■ Exercise prompt: Pull every line containing "replies" from the listing.

--- Data extract Enclosed Below ---

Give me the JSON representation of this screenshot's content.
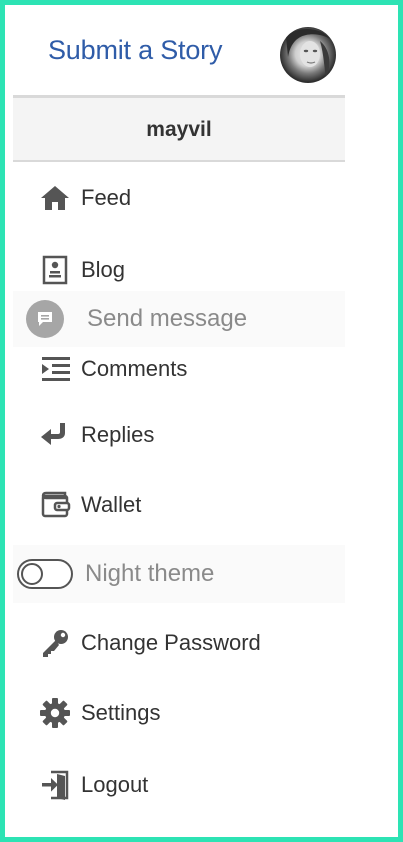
{
  "header": {
    "submit_label": "Submit a Story"
  },
  "user": {
    "username": "mayvil"
  },
  "menu": {
    "feed": "Feed",
    "blog": "Blog",
    "send_message": "Send message",
    "comments": "Comments",
    "replies": "Replies",
    "wallet": "Wallet",
    "night_theme": "Night theme",
    "change_password": "Change Password",
    "settings": "Settings",
    "logout": "Logout"
  },
  "toggle": {
    "night_theme_enabled": false
  },
  "colors": {
    "frame_border": "#2de3b4",
    "link": "#2f5ca8",
    "icon": "#555555",
    "text": "#333333",
    "muted_text": "#8a8a8a"
  },
  "icons": {
    "feed": "home-icon",
    "blog": "blog-icon",
    "send_message": "message-bubble-icon",
    "comments": "comments-icon",
    "replies": "reply-icon",
    "wallet": "wallet-icon",
    "change_password": "key-icon",
    "settings": "gear-icon",
    "logout": "logout-icon"
  }
}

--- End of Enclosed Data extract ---

■ Exercise answer:
    "replies": "Replies",
    "replies": "reply-icon",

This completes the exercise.